By James Dempsey
Worcester, MA, USA
"With usura hath no man a house of good stone
each block cut smooth and well fitting
that design might cover their face,
hath no man a painted paradise on his church wall
harpes et luz
or where virgin receiveth message
and halo projects from incision ..."
Ezra Pound "With Usura"
The recent controversy concerning the movie Ender's Game and the beliefs of the author of the novel upon which it is based, Orson Scott Card, is the latest incarnation of a dilemma that has faced lovers of art and literature for a long time—how should one respond to the fact that an artist one admires greatly also holds opinions that one finds reprehensible?
Card is not popular among those who support gay rights because of a series of statements he has made over the years criticizing homosexuality on religious and cultural grounds. Personally, I must admit to a thoroughgoing ignorance of Card's writings, and I should point out that his point of view regarding homosexuality is apparently not an element in his fiction, but I do sympathize wholeheartedly with those of his readers who love his books and despise his beliefs. I first faced this issue as a young man on learning that one of my favorite poets, Ezra Pound, was a die-hard fascist and anti-Semite (yes, I know of the "suburban anti-Semitism" apology Pound is reported to have made to poet Allen Ginsberg, but the regret is so microscopically little and so unforgivably late in comparison to the waves of hate found in his other utterances, that it is all but meaningless to me). Of course, I quickly discovered that many of my other literary heroes shared similar bigotries, and it is painful, especially to the young mind, to see this apparently incomprehensible mixture of sensitivity, insight, and thuggishness in those we admire. One might ask why it should be such a shock, considering that we can find plenty of bigotry in our own friends and families, as well as in ourselves, perhaps. Many of us are blessed with an Archie Bunker-like family member. But art and literature have a way of burrowing deeply and intimately into our sensibilities; we invite them into parts of our being to which we would not admit even those we love the most, and to suddenly realize that one has welcomed into one's aesthetic bosom a sharp-toothed serpent is indeed unsettling.
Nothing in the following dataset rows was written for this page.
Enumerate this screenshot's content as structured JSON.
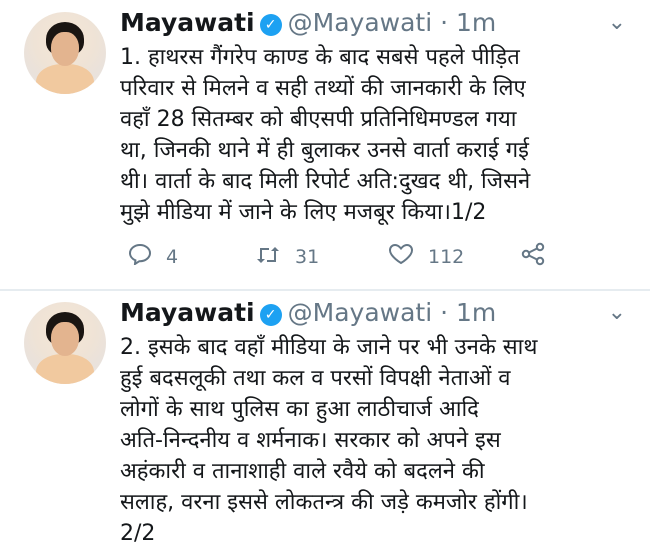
{
  "tweets": [
    {
      "name": "Mayawati",
      "handle": "@Mayawati",
      "time": "1m",
      "lines": [
        "1. हाथरस गैंगरेप काण्ड के बाद सबसे पहले पीड़ित",
        "परिवार से मिलने व सही तथ्यों की जानकारी के लिए",
        "वहाँ 28 सितम्बर को बीएसपी प्रतिनिधिमण्डल गया",
        "था, जिनकी थाने में ही बुलाकर उनसे वार्ता कराई गई",
        "थी। वार्ता के बाद मिली रिपोर्ट अति:दुखद थी, जिसने",
        "मुझे मीडिया में जाने के लिए मजबूर किया।1/2"
      ],
      "reply_count": "4",
      "retweet_count": "31",
      "like_count": "112"
    },
    {
      "name": "Mayawati",
      "handle": "@Mayawati",
      "time": "1m",
      "lines": [
        "2. इसके बाद वहाँ मीडिया के जाने पर भी उनके साथ",
        "हुई बदसलूकी तथा कल व परसों विपक्षी नेताओं व",
        "लोगों के साथ पुलिस का हुआ लाठीचार्ज आदि",
        "अति-निन्दनीय व शर्मनाक। सरकार को अपने इस",
        "अहंकारी व तानाशाही वाले रवैये को बदलने की",
        "सलाह, वरना इससे लोकतन्त्र की जड़े कमजोर होंगी।",
        "2/2"
      ]
    }
  ],
  "icons": {
    "verified": "verified-badge-icon",
    "caret": "chevron-down-icon",
    "reply": "reply-icon",
    "retweet": "retweet-icon",
    "like": "heart-icon",
    "share": "share-icon"
  },
  "colors": {
    "verified": "#1da1f2",
    "muted": "#657786",
    "text": "#14171a"
  }
}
Usura-Cantos by Ezra Pound
I had always loved Pound's "With Usura," a poem from his epic The Cantos whose jeremiads roll so resonantly off the tongue, and which states its point of view with the bluntness and unflinching severity of an Old English battle poem. Of course, after becoming cognizant of Pound's ingrained hatred of all things Jewish, one cannot read the poem in quite the same way. But is the poem any less an achievement for that?
On might speculate that part of the attraction of the New Criticism, with its close attention to the text itself and the downplaying of the author, owes its longevity as a critical approach to its ability to disentangle the work of art from its creator's foibles and imperfections. And while the methods of the New Criticism might seem to the lay reader of today as something of a fusty academic exercise, it actually was (and is) quite useful in allowing the reader to ignore what was not relevant. On the other hand, one might see the practice as simply an academic sleight-of-hand that allows a reader to distance him- or herself from morality and therefore from culpability.
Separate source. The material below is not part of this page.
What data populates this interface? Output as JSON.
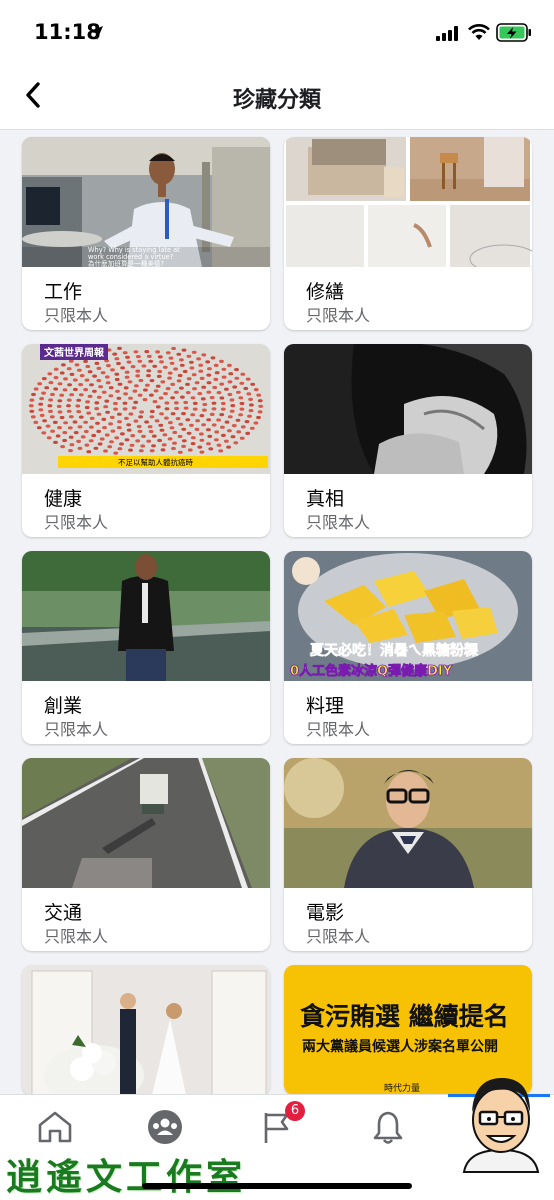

Nor does it help a poetry-lover trying to find a way to enjoy "With Usura" to learn that it is rather popular (as are many of Pound's writing) on websites that espouse racism and anti-Semitism.
Another method by which a "problematic" poetic text may be at least somewhat decontaminated is by viewing it as being spoken not by the poet but by a persona created by the poet. This approach has been used in various apologia for some of the work of T.S. Eliot, whose early poems featured ugly portraits of Jews. Eliot even denied the Jews of whom he wrote the courtesy of am upper-case "J." This method, in true modernist fashion, offers the reader the out of ambiguity. Maybe the writer meant what he wrote, maybe he didn't. If you can get your head around the idea that Schrodinger's cat must be viewed as both dead and alive at the same time, accepting the noting of the persona is a piece of cake.
Ezra Pound (1913)
by Alvin Langdon Coburn
How we squirm and wriggle to find a way to get comfortable about the things we like but think we shouldn't!
I believe that intelligent and mature readers and lovers of art have always been able to accept that both works of art and the humans that produce them are imperfect. History going back to the classical period is full of creative people whose politics, religions, practices, and biases would be considered unevolved to the point of barbarism by many today, and yet whose creative works have deservedly lived on.
The straightest of heterosexuals can enjoy the works of Sappho and Whitman, pacifists can benefit from the stern and lovely "The Battle of Maldon," atheists can enjoy the Bible and Milton. Tolerance doesn't necessarily imply disagreement, as Card himself claims, but it does imply the recognition and acceptance of difference. It may be that in loving art and literature one must make something of a Faustian bargain. If we determine to enjoy only those artists whose appetites and opinions we find consanguine, or at least unobjectionable, we're going to find ourselves with a rapidly shrinking list of greats.